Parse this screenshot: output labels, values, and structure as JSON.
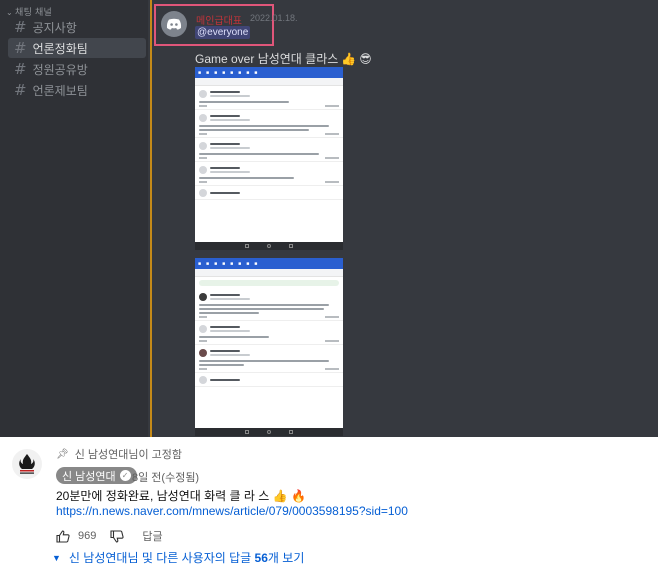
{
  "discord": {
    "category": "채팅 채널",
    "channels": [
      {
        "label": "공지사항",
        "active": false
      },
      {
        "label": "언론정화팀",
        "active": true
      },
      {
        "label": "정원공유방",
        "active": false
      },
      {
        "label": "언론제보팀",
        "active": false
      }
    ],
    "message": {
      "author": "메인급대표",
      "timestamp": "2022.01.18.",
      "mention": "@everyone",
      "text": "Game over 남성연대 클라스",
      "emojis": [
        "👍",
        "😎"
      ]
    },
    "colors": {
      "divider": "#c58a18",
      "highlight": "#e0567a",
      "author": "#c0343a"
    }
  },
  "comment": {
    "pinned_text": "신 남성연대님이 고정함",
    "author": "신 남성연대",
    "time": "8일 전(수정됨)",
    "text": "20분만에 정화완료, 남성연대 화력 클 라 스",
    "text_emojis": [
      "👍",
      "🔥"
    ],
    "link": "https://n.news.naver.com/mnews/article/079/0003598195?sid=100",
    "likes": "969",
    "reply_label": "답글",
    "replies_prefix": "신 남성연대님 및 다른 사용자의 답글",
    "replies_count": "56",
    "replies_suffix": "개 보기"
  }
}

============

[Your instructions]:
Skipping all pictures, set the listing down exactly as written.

[Task result]:
Parse this screenshot: output labels, values, and structure as JSON.
{
  "discord": {
    "category": "채팅 채널",
    "channels": [
      {
        "label": "공지사항",
        "active": false
      },
      {
        "label": "언론정화팀",
        "active": true
      },
      {
        "label": "정원공유방",
        "active": false
      },
      {
        "label": "언론제보팀",
        "active": false
      }
    ],
    "message": {
      "author": "메인급대표",
      "timestamp": "2022.01.18.",
      "mention": "@everyone",
      "text": "Game over 남성연대 클라스",
      "emojis": [
        "👍",
        "😎"
      ]
    },
    "colors": {
      "divider": "#c58a18",
      "highlight": "#e0567a",
      "author": "#c0343a"
    }
  },
  "comment": {
    "pinned_text": "신 남성연대님이 고정함",
    "author": "신 남성연대",
    "time": "8일 전(수정됨)",
    "text": "20분만에 정화완료, 남성연대 화력 클 라 스",
    "text_emojis": [
      "👍",
      "🔥"
    ],
    "link": "https://n.news.naver.com/mnews/article/079/0003598195?sid=100",
    "likes": "969",
    "reply_label": "답글",
    "replies_prefix": "신 남성연대님 및 다른 사용자의 답글",
    "replies_count": "56",
    "replies_suffix": "개 보기"
  }
}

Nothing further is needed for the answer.